Dehydration starts long before you’re thirsty and can quickly incapacitate you if not addressed. The last thing you want to be is hot and dehydrated out in the wilderness with no shelter. Start early and bring plenty of water (both plain and with electrolytes) with you.

“One of the biggest mistakes hikers make is to start the hike dehydrated by not being fully hydrated the day or two prior to the hike,” explains Your Hike Guide. “It is nearly as important as drinking water while on the hike. Stay hydrated. Even if you don’t feel thirsty, drink.”

3. Eat Salty Foods

Right after proper hydration on the trail comes the need to give your body adequate fuel for the task at hand. Don’t be that guy who brings a single protein bar on a 5-hour hike. “Balance your food intake with fluid consumption, else you run the risk of becoming dangerously debilitated and severely ill,” advises the National Park Service. ”Food is your body’s primary source of fuel and salts (electrolytes) while hiking…Eat a salty snack every time you take a drink.”

4. Cover Up

Summer is the season of tank tops, shorts and sandals, but on a summer hike this type of minimal clothing leads to disaster.

“The more of your body you can shield from the sun, the happier you’ll be. Loose-fitting long sleeves and pants paired with a wide-brimmed hat will do wonders on a summer hike. Remember to shield your eyes with some UV-blocking sunglasses and slather that sunscreen on every exposed part of your body – especially if you’re hiking at altitude,” explains Modern Hiker.

5. Bring Extra Socks

Your armpits aren’t the only thing that will be sweating on a summer hike. Your feet sweat too, and ignoring it for too long can create an uncomfortable situation at best and a crippling problem at worst. Experienced hikers always throw an extra pair of socks in their pack. When you start to feel “hot spots” in your boots, it’s a sign that blisters are on their way. Stop in a shady spot, take a swig of water and put on your dry pair. Hang the sweaty socks on the outside of your bag so they can dry, in case you need them again.

6. Prepare For Bugs

Blisters aren’t the only things that come along with sweat. Biting insects love to feast on hot, sweaty hikers. Always bring along a safe, powerful bug spray and apply it frequently while you’re sweating to keep bites at bay.

7. Know The Signs

Dehydration, heat exhaustion, heat stroke—all of these potentially fatal conditions have early warning signs. If spotted and dealt with properly, you can prevent them from becoming dangerous problems.

Be watching for and asking your hiking partners about:

– Thirst
– Increased sweating or lack of sweating, despite hot temperatures
– Nausea
– Extreme fatigue
– Dark urine or lack of urination
– Throbbing headache
– Dizziness
– Muscle cramps
– Disorientation or confusion

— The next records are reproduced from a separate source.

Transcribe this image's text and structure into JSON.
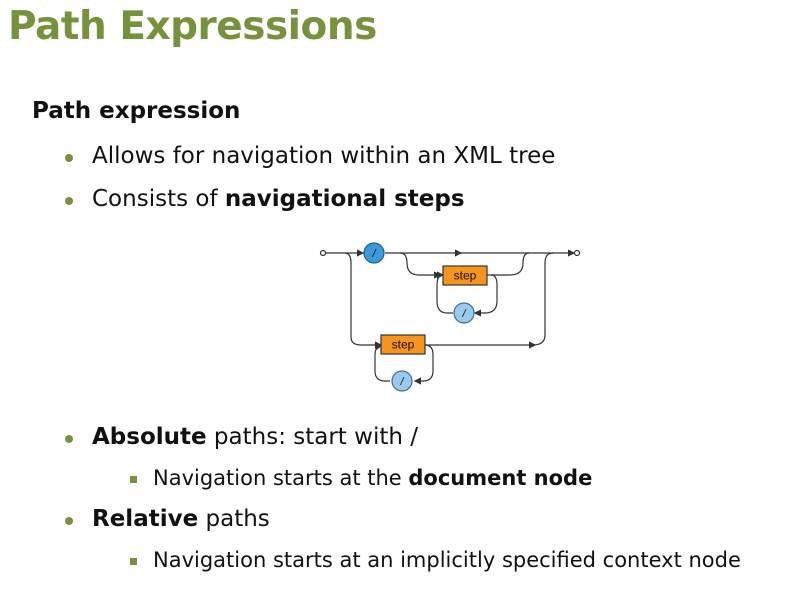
{
  "slide": {
    "title": "Path Expressions",
    "heading": "Path expression",
    "bullets": [
      {
        "text": "Allows for navigation within an XML tree"
      },
      {
        "prefix": "Consists of ",
        "bold": "navigational steps"
      }
    ],
    "absolute": {
      "bold": "Absolute",
      "rest": " paths: start with /",
      "sub_prefix": "Navigation starts at the ",
      "sub_bold": "document node"
    },
    "relative": {
      "bold": "Relative",
      "rest": " paths",
      "sub": "Navigation starts at an implicitly specified context node"
    }
  },
  "diagram": {
    "step_label": "step",
    "slash_label": "/",
    "box_color": "#f7941d",
    "circle_dark": "#3b9ad9",
    "circle_light": "#9cc9ef"
  },
  "colors": {
    "accent": "#76923c"
  }
}
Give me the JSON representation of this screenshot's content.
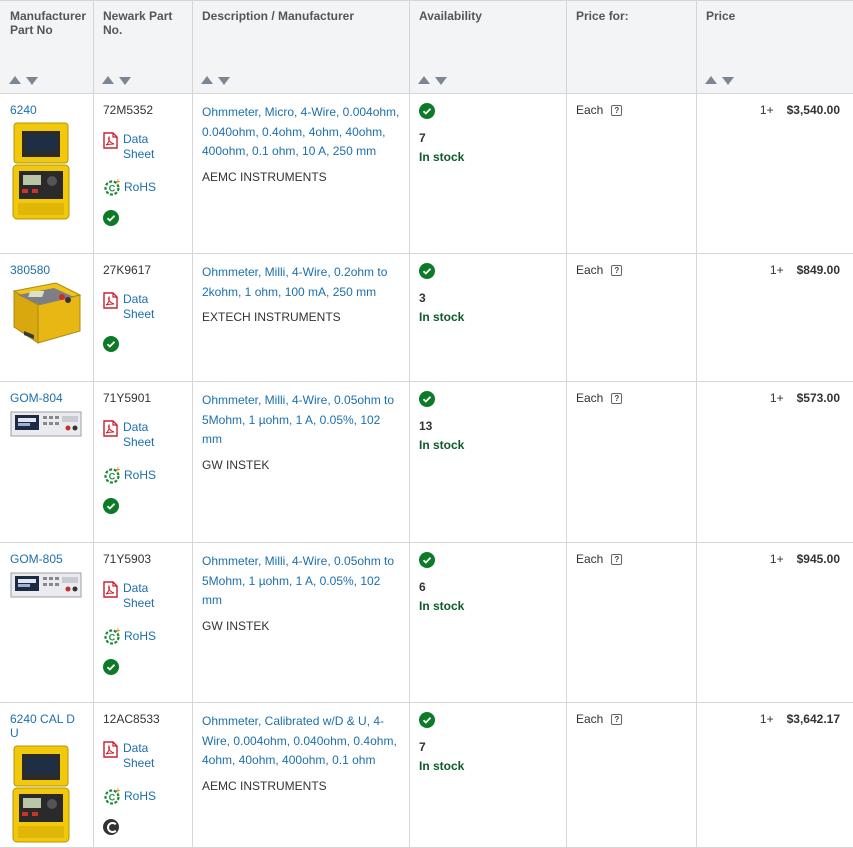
{
  "headers": {
    "mfr_part": "Manufacturer Part No",
    "newark_part": "Newark Part No.",
    "description": "Description / Manufacturer",
    "availability": "Availability",
    "price_for": "Price for:",
    "price": "Price"
  },
  "labels": {
    "data_sheet_1": "Data",
    "data_sheet_2": "Sheet",
    "rohs": "RoHS",
    "in_stock": "In stock"
  },
  "rows": [
    {
      "mfr_part": "6240",
      "newark_part": "72M5352",
      "description": "Ohmmeter, Micro, 4-Wire, 0.004ohm, 0.040ohm, 0.4ohm, 4ohm, 40ohm, 400ohm, 0.1 ohm, 10 A, 250 mm",
      "manufacturer": "AEMC INSTRUMENTS",
      "stock": "7",
      "price_for": "Each",
      "qty": "1+",
      "price": "$3,540.00",
      "rohs": true,
      "status_icon": "check-icon"
    },
    {
      "mfr_part": "380580",
      "newark_part": "27K9617",
      "description": "Ohmmeter, Milli, 4-Wire, 0.2ohm to 2kohm, 1 ohm, 100 mA, 250 mm",
      "manufacturer": "EXTECH INSTRUMENTS",
      "stock": "3",
      "price_for": "Each",
      "qty": "1+",
      "price": "$849.00",
      "rohs": false,
      "status_icon": "check-icon"
    },
    {
      "mfr_part": "GOM-804",
      "newark_part": "71Y5901",
      "description": "Ohmmeter, Milli, 4-Wire, 0.05ohm to 5Mohm, 1 µohm, 1 A, 0.05%, 102 mm",
      "manufacturer": "GW INSTEK",
      "stock": "13",
      "price_for": "Each",
      "qty": "1+",
      "price": "$573.00",
      "rohs": true,
      "status_icon": "check-icon"
    },
    {
      "mfr_part": "GOM-805",
      "newark_part": "71Y5903",
      "description": "Ohmmeter, Milli, 4-Wire, 0.05ohm to 5Mohm, 1 µohm, 1 A, 0.05%, 102 mm",
      "manufacturer": "GW INSTEK",
      "stock": "6",
      "price_for": "Each",
      "qty": "1+",
      "price": "$945.00",
      "rohs": true,
      "status_icon": "check-icon"
    },
    {
      "mfr_part": "6240 CAL D U",
      "newark_part": "12AC8533",
      "description": "Ohmmeter, Calibrated w/D & U, 4-Wire, 0.004ohm, 0.040ohm, 0.4ohm, 4ohm, 40ohm, 400ohm, 0.1 ohm",
      "manufacturer": "AEMC INSTRUMENTS",
      "stock": "7",
      "price_for": "Each",
      "qty": "1+",
      "price": "$3,642.17",
      "rohs": true,
      "status_icon": "pending-icon"
    }
  ],
  "colors": {
    "link": "#1c6fae",
    "in_stock": "#0d5a2a",
    "check": "#0d7a28",
    "header_bg": "#f3f4f6"
  }
}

If you notice these symptoms, STOP right away. Find a shady spot. Have the person sit down and encourage them to take small sips—NOT GIANT GULPS—of water. Fan them with something to decrease their body temperature. Don’t start hiking again until the symptoms have completely disappeared. If they don’t, find a way to get help.

What’s your best summer hiking tip? Share it in the comments!

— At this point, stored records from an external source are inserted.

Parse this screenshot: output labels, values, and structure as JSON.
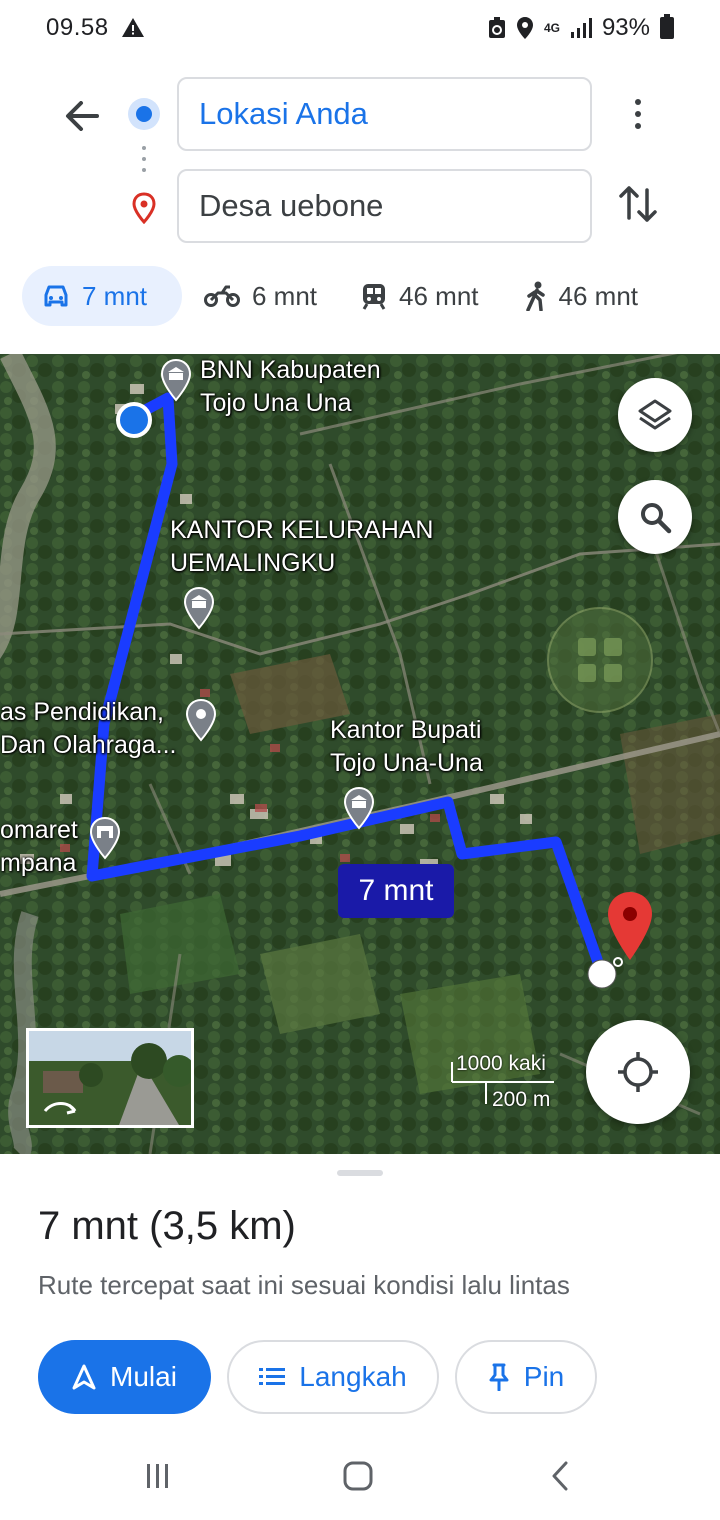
{
  "status_bar": {
    "time": "09.58",
    "network": "4G",
    "battery": "93%"
  },
  "directions": {
    "origin_value": "Lokasi Anda",
    "destination_value": "Desa uebone"
  },
  "travel_modes": [
    {
      "name": "drive",
      "icon": "car-icon",
      "label": "7 mnt",
      "selected": true
    },
    {
      "name": "motorcycle",
      "icon": "motorcycle-icon",
      "label": "6 mnt",
      "selected": false
    },
    {
      "name": "transit",
      "icon": "train-icon",
      "label": "46 mnt",
      "selected": false
    },
    {
      "name": "walk",
      "icon": "walking-icon",
      "label": "46 mnt",
      "selected": false
    }
  ],
  "map": {
    "labels": {
      "bnn": "BNN Kabupaten\nTojo Una Una",
      "kelurahan": "KANTOR KELURAHAN\nUEMALINGKU",
      "pendidikan": "as Pendidikan,\nDan Olahraga...",
      "bupati": "Kantor Bupati\nTojo Una-Una",
      "indomaret": "omaret\nmpana"
    },
    "route_duration": "7 mnt",
    "scale_imperial": "1000 kaki",
    "scale_metric": "200 m",
    "colors": {
      "route": "#1a3cff",
      "destination_pin": "#e53935",
      "origin_dot": "#1a73e8"
    }
  },
  "summary": {
    "title": "7 mnt (3,5 km)",
    "subtitle": "Rute tercepat saat ini sesuai kondisi lalu lintas"
  },
  "actions": {
    "start": "Mulai",
    "steps": "Langkah",
    "pin": "Pin"
  },
  "accent_color": "#1a73e8"
}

Image credit: Thinkstock


Christine J
Christine J2 years ago

Extra socks; very useful tip.

John B
John B2 years ago

Thanks Beth for providing the information.

Jim Ven
Jim Ven2 years ago

thanks for the article.

federico bortoletto

Grazie dell'ottimo articolo.

Virginia Belder
Virginia Belder2 years ago


Siyus Copetallus
Siyus Copetallus2 years ago

Thank you for sharing.

Elizabeth O.
Elizabeth O2 years ago

Thanks for the article.

S J.
S J2 years ago

thank you for the useful tips

Jim Ven
Jim Ven2 years ago

thanks for the article.